= Problem statement =
Lines in the listing below containing the string "time" are to be identified and copied.

= Data records =
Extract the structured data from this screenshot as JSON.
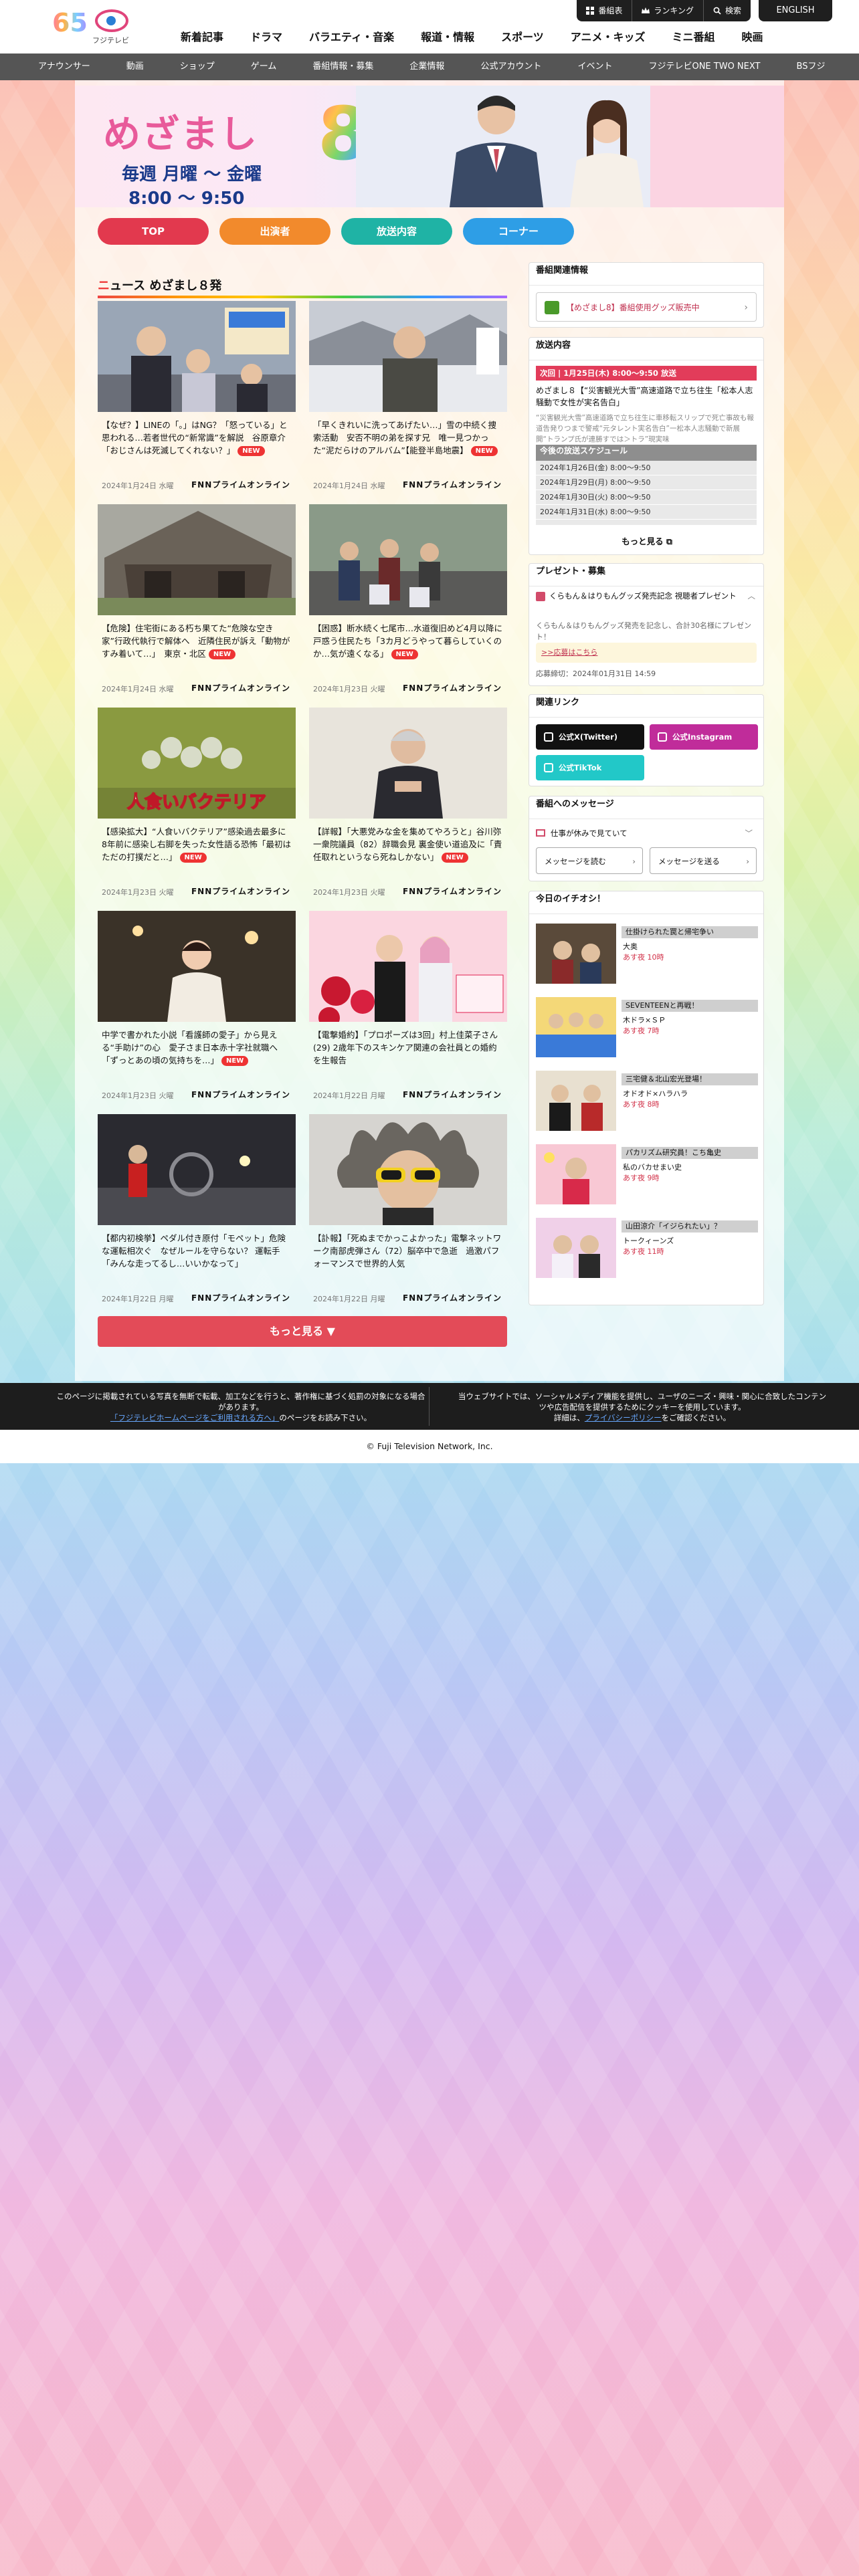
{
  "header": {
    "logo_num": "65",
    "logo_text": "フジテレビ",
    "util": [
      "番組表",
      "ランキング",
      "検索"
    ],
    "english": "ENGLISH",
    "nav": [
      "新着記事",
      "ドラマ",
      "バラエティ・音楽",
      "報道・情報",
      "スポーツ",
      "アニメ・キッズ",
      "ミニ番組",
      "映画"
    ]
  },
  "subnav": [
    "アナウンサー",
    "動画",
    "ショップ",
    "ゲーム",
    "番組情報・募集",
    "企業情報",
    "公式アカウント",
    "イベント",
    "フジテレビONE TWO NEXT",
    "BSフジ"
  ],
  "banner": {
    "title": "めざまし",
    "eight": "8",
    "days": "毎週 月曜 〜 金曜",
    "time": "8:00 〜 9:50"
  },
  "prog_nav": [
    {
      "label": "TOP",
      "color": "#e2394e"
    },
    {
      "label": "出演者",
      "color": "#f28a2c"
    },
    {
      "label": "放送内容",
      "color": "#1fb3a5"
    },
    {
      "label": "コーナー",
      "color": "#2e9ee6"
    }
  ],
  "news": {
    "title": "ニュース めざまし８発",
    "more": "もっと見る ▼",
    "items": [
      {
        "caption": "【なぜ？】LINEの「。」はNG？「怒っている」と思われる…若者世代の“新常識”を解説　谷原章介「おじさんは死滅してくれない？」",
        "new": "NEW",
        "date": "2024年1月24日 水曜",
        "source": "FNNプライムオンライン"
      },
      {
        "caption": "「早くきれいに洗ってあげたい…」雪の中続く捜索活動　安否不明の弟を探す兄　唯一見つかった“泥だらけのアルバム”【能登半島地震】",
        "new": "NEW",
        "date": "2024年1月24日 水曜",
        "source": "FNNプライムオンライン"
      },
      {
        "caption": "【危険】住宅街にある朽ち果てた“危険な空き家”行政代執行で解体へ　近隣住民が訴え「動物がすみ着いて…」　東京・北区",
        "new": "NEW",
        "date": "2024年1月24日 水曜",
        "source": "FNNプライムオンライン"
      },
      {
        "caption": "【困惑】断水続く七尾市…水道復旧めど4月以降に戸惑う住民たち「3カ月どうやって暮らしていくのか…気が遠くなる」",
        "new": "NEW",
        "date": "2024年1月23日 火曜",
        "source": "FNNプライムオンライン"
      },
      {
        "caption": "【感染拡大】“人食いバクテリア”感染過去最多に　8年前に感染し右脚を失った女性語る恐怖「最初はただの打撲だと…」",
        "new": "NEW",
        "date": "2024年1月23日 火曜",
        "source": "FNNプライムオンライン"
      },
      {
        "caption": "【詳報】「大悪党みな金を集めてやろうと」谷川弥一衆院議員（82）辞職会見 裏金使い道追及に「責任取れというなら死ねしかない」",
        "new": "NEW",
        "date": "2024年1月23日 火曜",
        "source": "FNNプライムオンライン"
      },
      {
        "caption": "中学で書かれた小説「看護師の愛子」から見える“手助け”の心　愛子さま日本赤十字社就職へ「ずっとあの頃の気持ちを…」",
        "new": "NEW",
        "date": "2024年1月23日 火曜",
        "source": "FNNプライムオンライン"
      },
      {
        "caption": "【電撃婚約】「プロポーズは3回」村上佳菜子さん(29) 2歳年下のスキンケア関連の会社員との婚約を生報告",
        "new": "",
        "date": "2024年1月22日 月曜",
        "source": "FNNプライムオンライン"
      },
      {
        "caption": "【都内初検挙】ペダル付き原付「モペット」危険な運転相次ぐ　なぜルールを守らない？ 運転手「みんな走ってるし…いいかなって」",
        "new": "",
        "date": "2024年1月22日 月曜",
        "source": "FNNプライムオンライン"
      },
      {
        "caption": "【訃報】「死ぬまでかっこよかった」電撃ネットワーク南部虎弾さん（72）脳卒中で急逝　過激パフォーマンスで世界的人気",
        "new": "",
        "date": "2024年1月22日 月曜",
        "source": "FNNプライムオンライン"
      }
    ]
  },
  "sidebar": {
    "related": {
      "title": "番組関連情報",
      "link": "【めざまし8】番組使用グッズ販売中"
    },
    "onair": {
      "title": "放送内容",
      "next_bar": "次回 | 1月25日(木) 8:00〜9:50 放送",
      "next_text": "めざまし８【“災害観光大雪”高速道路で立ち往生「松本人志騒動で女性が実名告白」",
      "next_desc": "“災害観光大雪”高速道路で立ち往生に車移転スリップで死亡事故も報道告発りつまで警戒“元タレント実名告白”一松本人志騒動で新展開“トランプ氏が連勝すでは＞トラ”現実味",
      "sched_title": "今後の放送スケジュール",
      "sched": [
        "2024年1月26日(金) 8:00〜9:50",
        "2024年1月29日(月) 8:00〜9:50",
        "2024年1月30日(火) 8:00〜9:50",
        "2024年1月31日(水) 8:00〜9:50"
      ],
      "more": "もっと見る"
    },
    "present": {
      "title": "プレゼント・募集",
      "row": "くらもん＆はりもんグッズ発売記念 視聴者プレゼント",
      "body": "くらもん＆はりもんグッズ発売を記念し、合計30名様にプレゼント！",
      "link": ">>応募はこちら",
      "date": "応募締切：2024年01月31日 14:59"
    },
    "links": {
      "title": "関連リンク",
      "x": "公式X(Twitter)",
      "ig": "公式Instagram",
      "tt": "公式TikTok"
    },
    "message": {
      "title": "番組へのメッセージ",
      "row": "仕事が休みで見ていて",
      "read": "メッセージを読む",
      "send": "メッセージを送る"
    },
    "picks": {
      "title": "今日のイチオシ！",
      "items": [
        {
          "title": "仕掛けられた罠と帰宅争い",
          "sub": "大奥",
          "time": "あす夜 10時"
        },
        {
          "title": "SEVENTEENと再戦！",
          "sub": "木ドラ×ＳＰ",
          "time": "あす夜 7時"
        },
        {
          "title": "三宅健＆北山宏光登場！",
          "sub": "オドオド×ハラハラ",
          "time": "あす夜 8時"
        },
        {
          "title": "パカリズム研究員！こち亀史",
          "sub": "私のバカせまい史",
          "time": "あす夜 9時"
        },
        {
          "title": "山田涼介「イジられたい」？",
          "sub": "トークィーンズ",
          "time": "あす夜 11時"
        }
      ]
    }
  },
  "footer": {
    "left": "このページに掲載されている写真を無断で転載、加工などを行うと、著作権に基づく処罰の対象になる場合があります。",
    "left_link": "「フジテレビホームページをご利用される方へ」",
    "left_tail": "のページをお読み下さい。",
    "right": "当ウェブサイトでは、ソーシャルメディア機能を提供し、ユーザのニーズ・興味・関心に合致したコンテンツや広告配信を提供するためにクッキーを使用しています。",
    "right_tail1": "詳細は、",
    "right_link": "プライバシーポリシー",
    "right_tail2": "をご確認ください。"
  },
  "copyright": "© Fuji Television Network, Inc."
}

= Exercise answer =
    "time": "8:00 〜 9:50"
          "time": "あす夜 10時"
          "time": "あす夜 7時"
          "time": "あす夜 8時"
          "time": "あす夜 9時"
          "time": "あす夜 11時"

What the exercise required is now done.